$$\lim (x_n + y_n) = \lim x_n + \lim y_n$$ only holds if the limits of both sequences xn, and yn exist.

Both expressions diverge, so you cannot split it like that. try this instead:

$$\Rightarrow \lim_{n \rightarrow \infty} x_{2n} = \lim_{n \rightarrow \infty} \left[ {\color{red}\left( \frac{1}{1} + \frac{1}{2} + ... + \frac{1}{n} -\ln (n) \right)} + \left( {\color{blue}\left( \frac{1}{n + 1} + ... + \frac{1}{2n} \right)} - \ln (2n) + \ln(n) \right) \right] = \gamma$$

5. Sep 13, 2009

### lkh1986

Hm, everything looks good, but I think In 2 is the limit of 1/(n+1) + ... + 1/2n. The question asks for 1/n + 1/(n+1) + ... + 1/2n, so the 1/n term is missing there. ;( But In 2 is correct I think.
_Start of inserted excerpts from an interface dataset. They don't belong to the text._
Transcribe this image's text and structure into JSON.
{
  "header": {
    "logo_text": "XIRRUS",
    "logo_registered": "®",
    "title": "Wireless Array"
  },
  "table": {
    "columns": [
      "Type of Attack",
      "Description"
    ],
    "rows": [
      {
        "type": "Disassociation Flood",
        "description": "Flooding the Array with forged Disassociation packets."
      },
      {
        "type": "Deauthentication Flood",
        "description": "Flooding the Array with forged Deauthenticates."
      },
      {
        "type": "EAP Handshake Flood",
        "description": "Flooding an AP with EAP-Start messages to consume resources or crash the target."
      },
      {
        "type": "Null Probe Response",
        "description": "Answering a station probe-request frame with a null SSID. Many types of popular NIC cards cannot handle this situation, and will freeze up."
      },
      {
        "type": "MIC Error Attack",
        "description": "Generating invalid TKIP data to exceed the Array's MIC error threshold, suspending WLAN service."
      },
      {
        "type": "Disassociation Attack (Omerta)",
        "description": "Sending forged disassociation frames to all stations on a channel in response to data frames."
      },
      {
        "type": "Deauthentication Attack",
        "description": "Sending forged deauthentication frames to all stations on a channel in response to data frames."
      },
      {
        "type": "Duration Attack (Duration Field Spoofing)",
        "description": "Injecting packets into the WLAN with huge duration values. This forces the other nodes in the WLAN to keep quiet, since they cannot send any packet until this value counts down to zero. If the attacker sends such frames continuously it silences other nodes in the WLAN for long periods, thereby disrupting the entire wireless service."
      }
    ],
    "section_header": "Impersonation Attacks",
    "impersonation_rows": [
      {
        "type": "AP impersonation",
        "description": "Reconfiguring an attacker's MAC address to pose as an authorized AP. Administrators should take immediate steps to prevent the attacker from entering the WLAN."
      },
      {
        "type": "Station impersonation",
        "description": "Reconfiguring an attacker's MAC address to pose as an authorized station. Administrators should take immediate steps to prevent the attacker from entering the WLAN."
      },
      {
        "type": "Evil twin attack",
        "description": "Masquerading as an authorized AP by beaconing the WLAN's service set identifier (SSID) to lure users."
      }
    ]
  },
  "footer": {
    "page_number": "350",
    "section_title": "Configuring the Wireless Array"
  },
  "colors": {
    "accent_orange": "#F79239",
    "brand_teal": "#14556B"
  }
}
6. Sep 13, 2009

### VietDao29

You can modify it a little bit. It's still the same. How about, putting the term 1/n into the blue parentheses, and modifying the ln(...) terms a little bit? :)

7. Sep 13, 2009

### D H

Staff Emeritus
$$\Rightarrow \lim_{n \rightarrow \infty} x_{2n} = \lim_{n \rightarrow \infty} \left[ {\color{red}\left( \frac{1}{1} + \frac{1}{2} + ... + \frac{1}{n-1} -\ln (n-1) \right)} + \left( {\color{blue}\left( \frac{1}{n} + \frac{1}{n + 1} + ... + \frac{1}{2n} \right)} - \ln (2n) + \ln(n-1) \right) \right] = \gamma$$

8. Sep 13, 2009

### lkh1986

Yay, this is great.
So, lim [1/1 + 1/2 + ... + 1/(n-1) - In(n-1)] = gamma

So the equation can be reduced to lim (1/n + 1/(n+1) + ... + 1/(2n)) = lim In[2n/(n-1)] = lim In 2 = In 2. Is this correct?

Thanks both of you for the help. ;)

9. Sep 13, 2009

### VietDao29

Looks fine to me. :)

10. Sep 13, 2009

### lkh1986

I am so happy to finally solve the problem. ;) Thanks again and have a nice day!